Exercise directions
Copy out the data in full, keeping each line exactly as it reads.

Items from a dataset
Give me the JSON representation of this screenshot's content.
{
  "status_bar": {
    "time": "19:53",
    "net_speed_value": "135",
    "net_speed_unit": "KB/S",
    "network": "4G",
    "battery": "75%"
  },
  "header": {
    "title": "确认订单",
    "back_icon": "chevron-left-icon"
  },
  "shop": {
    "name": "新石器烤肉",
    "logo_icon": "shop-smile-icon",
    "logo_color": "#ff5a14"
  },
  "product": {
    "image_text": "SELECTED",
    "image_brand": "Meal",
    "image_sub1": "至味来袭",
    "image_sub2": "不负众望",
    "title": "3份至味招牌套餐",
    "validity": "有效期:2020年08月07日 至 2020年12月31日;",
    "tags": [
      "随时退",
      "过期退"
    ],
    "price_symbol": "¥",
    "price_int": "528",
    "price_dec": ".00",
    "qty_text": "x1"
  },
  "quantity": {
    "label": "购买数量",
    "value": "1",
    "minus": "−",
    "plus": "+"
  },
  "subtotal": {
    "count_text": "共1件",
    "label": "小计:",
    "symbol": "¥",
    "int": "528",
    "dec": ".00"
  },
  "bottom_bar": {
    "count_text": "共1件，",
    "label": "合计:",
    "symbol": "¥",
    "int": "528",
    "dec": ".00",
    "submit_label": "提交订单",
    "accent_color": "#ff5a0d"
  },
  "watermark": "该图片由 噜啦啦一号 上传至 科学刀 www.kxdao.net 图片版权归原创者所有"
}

Exercise output
Give me the JSON representation of this screenshot's content.
{
  "status_bar": {
    "time": "19:53",
    "net_speed_value": "135",
    "net_speed_unit": "KB/S",
    "network": "4G",
    "battery": "75%"
  },
  "header": {
    "title": "确认订单",
    "back_icon": "chevron-left-icon"
  },
  "shop": {
    "name": "新石器烤肉",
    "logo_icon": "shop-smile-icon",
    "logo_color": "#ff5a14"
  },
  "product": {
    "image_text": "SELECTED",
    "image_brand": "Meal",
    "image_sub1": "至味来袭",
    "image_sub2": "不负众望",
    "title": "3份至味招牌套餐",
    "validity": "有效期:2020年08月07日 至 2020年12月31日;",
    "tags": [
      "随时退",
      "过期退"
    ],
    "price_symbol": "¥",
    "price_int": "528",
    "price_dec": ".00",
    "qty_text": "x1"
  },
  "quantity": {
    "label": "购买数量",
    "value": "1",
    "minus": "−",
    "plus": "+"
  },
  "subtotal": {
    "count_text": "共1件",
    "label": "小计:",
    "symbol": "¥",
    "int": "528",
    "dec": ".00"
  },
  "bottom_bar": {
    "count_text": "共1件，",
    "label": "合计:",
    "symbol": "¥",
    "int": "528",
    "dec": ".00",
    "submit_label": "提交订单",
    "accent_color": "#ff5a0d"
  },
  "watermark": "该图片由 噜啦啦一号 上传至 科学刀 www.kxdao.net 图片版权归原创者所有"
}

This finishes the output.